More than a dozen Jewish social media influencers and celebrities spoke to TikTok executives, in a sometimes passionate and emotional 90-minute video call concerning the app’s failure to put a lid on antisemitic hate posts.
Celebrities, including Debra Messing, Sacha Baron Cohen and Amy Schumer told the executives—headed by Adam Presser, TikTok’s head of operation and Seth Melnick, its global head of user operations—that the platform was not doing enough to stem a tide of hate that had made it “not safe for Jewish users,” according to an open letter signed by Schumer, Messing and other Jewish celebrities and influencers.
Comments such as “Hitler was right” or “I hope you end up like Anne Frank” were permitted to remain as comments under videos posted by Jewish users.
Miriam Ezagui—a Jewish TikTok influencer with 1.9 million followers—said that editing tools on the site were being used—with no accountability—to twist her words on a video, resulting in a stream of hate messages.
One dog whistle used to promote hate is the slogan “from the river to the sea” which has been characterized as antisemitic by the Anti-Defamation League (ADL) as a call for the eradication of Israel. The phrase has appeared as responses and messages to Jewish TikTok users, no matter what they post.
Presser, in the app’s defense said the phrase was a matter of interpretation. “Where it is clear exactly what they mean—‘kill the Jews, eradicate the state of Israel’—that content is violative and we take it down,” he told the group. “Our approach up until October 7, continuing to today, has been that for instances where people use the phrase where it’s not clear, where someone is just using it casually, then that has been considered acceptable speech.”
Reacting to Presser’s use of the word, “casually,” Ms. Messing urged him to change his attitude. “It is much more responsible to bar it at this juncture than to say, ‘Oh, well, some people, they use it in a different way than it actually was created to mean,’” she said. “I understand that you are in a very, very difficult and complicated place, but you also are the main platform for the dissemination of Jew hate.”
Several creators complained of being unable to get help from TikTok, one saying that it took the platform three to five days to respond when she reported harassment.
After the October 7 Hamas attacks hate speech soared on social media. According to the ADL, antisemitic content spiked more than 919 percent on X and 28 percent on Facebook. TikTok in particular has been in the spotlight. Several lawmakers have recommenced calls to ban the platform—which is owned by the Chinese company ByteDance—suspecting that Beijing may be influencing what content is promoted through its algorithms to its 150 million American users.
Of the algorithm, Sacha Baron Cohen told Presser, who is Jewish, that the TikTok could “flip a switch” to curb the antisemitic hate, adding, “Shame on you.”

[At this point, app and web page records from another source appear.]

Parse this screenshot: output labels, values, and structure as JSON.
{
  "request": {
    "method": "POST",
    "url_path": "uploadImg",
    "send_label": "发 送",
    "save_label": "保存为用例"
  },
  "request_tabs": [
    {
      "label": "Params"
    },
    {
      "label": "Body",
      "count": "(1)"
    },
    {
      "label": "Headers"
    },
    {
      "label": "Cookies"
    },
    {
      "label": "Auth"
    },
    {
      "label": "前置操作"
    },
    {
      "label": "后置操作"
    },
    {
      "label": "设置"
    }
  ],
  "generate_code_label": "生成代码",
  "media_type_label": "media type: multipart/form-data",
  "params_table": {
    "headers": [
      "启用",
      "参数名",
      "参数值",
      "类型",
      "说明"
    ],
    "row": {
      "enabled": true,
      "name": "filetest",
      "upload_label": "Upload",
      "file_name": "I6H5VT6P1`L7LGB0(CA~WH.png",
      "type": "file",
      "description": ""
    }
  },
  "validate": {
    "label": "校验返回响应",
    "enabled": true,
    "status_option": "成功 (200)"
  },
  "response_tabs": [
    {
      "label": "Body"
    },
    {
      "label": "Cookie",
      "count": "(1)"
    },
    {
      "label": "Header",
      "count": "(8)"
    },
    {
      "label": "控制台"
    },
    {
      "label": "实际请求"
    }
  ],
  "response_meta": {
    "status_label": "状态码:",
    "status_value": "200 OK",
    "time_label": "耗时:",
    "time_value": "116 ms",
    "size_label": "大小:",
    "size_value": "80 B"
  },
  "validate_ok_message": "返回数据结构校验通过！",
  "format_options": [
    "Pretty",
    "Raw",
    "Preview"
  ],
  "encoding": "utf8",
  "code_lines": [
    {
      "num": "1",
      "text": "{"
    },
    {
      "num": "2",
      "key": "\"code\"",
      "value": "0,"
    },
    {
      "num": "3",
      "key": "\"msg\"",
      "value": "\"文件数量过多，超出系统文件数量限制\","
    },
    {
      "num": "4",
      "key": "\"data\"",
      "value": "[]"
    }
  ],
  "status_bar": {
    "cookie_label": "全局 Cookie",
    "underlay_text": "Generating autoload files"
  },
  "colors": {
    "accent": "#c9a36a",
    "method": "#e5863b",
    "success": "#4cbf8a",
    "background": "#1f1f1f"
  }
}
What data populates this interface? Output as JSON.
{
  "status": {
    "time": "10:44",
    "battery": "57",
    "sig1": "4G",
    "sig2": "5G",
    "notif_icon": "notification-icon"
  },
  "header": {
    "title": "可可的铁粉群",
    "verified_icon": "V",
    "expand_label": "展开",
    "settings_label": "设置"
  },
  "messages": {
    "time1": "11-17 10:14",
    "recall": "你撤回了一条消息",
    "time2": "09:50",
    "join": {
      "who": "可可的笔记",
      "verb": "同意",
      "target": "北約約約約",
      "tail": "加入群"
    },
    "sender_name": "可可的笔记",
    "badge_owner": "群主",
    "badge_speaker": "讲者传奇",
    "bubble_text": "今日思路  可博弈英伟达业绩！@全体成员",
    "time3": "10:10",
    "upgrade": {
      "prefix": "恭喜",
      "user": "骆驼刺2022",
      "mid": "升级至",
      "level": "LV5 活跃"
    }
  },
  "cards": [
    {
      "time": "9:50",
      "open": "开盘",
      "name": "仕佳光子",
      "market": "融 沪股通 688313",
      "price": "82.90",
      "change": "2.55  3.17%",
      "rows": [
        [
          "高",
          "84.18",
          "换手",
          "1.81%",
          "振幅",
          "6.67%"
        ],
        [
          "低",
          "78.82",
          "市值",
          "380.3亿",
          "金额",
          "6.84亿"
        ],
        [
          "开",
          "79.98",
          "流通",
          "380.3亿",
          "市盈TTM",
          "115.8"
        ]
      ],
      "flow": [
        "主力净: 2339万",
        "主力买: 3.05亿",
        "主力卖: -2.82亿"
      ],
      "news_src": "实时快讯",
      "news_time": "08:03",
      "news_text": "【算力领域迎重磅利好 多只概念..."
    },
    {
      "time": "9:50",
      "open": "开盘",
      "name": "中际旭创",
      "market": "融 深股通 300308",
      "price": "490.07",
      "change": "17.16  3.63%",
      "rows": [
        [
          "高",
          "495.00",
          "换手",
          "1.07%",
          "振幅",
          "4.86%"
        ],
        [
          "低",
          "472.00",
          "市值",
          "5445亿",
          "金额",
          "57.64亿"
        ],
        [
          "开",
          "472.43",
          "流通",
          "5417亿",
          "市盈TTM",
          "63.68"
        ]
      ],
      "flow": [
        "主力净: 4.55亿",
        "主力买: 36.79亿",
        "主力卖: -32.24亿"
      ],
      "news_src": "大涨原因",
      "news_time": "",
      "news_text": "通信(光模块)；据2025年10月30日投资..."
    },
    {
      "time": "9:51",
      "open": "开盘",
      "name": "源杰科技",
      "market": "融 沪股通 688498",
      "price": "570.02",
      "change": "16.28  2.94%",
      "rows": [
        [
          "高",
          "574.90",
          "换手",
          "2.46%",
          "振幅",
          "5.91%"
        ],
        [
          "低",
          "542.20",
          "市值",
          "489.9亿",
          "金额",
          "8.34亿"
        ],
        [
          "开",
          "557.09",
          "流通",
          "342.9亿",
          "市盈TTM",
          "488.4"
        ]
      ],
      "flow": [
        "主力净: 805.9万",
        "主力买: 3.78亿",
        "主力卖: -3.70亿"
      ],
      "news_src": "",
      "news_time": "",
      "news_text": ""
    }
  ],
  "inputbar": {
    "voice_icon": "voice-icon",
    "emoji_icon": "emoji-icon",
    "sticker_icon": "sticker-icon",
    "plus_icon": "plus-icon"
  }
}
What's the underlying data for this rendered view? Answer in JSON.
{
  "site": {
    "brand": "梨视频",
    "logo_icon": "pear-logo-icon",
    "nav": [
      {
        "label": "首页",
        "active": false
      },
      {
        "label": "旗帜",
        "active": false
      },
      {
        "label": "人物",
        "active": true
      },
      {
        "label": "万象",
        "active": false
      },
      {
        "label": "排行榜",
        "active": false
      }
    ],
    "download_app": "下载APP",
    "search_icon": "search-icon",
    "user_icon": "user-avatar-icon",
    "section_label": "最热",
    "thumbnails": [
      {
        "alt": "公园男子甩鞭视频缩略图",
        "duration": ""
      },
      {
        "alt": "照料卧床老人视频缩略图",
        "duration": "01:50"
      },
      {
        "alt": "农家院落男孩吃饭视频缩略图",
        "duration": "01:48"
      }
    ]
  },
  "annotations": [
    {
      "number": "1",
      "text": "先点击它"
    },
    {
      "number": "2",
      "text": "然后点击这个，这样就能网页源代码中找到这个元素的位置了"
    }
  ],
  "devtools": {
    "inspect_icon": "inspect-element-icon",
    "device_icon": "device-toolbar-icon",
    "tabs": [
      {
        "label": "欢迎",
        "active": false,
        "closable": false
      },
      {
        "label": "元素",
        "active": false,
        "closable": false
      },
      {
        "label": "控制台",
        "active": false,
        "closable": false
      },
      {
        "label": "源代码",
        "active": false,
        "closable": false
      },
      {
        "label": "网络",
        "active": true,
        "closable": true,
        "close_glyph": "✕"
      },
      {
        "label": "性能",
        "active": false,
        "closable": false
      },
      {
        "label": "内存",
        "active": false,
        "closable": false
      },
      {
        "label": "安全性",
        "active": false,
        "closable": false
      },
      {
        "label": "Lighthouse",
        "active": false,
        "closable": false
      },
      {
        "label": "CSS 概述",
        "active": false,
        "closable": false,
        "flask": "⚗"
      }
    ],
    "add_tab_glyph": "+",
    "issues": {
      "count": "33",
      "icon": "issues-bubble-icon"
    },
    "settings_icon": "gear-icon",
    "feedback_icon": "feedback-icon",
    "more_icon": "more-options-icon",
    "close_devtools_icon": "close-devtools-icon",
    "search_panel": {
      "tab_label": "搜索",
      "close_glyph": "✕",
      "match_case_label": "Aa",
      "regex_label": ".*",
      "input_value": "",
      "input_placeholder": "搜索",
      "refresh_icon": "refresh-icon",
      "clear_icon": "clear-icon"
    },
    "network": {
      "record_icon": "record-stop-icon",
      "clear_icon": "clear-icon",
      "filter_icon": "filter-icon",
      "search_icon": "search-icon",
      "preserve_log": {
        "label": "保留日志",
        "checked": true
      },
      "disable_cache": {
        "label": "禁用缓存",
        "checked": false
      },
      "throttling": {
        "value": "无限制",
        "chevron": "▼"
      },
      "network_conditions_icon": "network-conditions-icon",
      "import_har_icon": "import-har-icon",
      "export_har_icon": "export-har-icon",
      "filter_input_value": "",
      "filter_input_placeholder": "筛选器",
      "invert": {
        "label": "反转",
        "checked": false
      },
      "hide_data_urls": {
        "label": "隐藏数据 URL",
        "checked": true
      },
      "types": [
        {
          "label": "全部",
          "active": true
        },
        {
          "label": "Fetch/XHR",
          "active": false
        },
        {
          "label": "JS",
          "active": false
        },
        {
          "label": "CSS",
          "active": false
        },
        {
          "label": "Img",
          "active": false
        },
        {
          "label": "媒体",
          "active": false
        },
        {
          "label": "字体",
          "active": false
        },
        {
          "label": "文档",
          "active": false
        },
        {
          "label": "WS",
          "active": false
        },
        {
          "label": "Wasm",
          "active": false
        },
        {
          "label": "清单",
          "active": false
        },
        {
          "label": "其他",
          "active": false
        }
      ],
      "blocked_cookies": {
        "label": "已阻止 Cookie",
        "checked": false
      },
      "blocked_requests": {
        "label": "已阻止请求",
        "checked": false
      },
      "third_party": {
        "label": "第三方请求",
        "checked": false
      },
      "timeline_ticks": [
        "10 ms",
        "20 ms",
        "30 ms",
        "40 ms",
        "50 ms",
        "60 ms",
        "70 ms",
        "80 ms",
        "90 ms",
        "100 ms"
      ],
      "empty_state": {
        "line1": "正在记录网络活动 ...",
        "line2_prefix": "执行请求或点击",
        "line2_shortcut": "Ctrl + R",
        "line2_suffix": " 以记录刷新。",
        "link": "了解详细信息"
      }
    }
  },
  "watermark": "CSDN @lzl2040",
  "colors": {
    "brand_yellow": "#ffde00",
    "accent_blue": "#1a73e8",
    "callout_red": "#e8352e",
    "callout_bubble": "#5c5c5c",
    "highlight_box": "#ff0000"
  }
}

“What is happening at TikTok is it is creating the biggest antisemitic movement since the Nazis,” Cohen said. “If you think back to Oct. 7, the reason why Hamas were able to behead young people and rape women was they were fed images from when they were small kids that led them to hate,” He accused TikTok of doing the same by allowing violent images and falsehoods on their platform.
“Obviously a lot of what Sacha says, there’s truth to that,” Mr. Presser responded, acknowledging that social media companies need to take more action. He later said there was no “magic button” to address all the concerns raised.
The letter earlier sent and signed by a host of Jewish celebrities and influencers called for TikTok to moderate fairly, upgrade its safety tools, prioritize factual and objective material in times of heightened tension and crisis, and to respond promptly to physical threats.
“Simply put, TikTok lacks critical safety features to protect Jewish content creators and the broader Jewish TikTok community, leaving us in digital and physical danger,” the letter says. “This hate and vitriol is not rare, spontaneous or unexpected. Sadly, rampant antisemitism is a common problem that TikTok has failed to address for far too long.”
Presser and Melnick said that, while initially there were content managers for each creator, as the company mushroomed it became more difficult to maintain that balance. Presser said that TikTok is trying to reorganize to get more support for their larger accounts.
“To hear that this place, this platform, this community that has brought you so much joy and helps each of you as individuals is becoming a place that feels like somewhere that you’re not sure you want to spend time on, I mean, that’s devastating,” he said.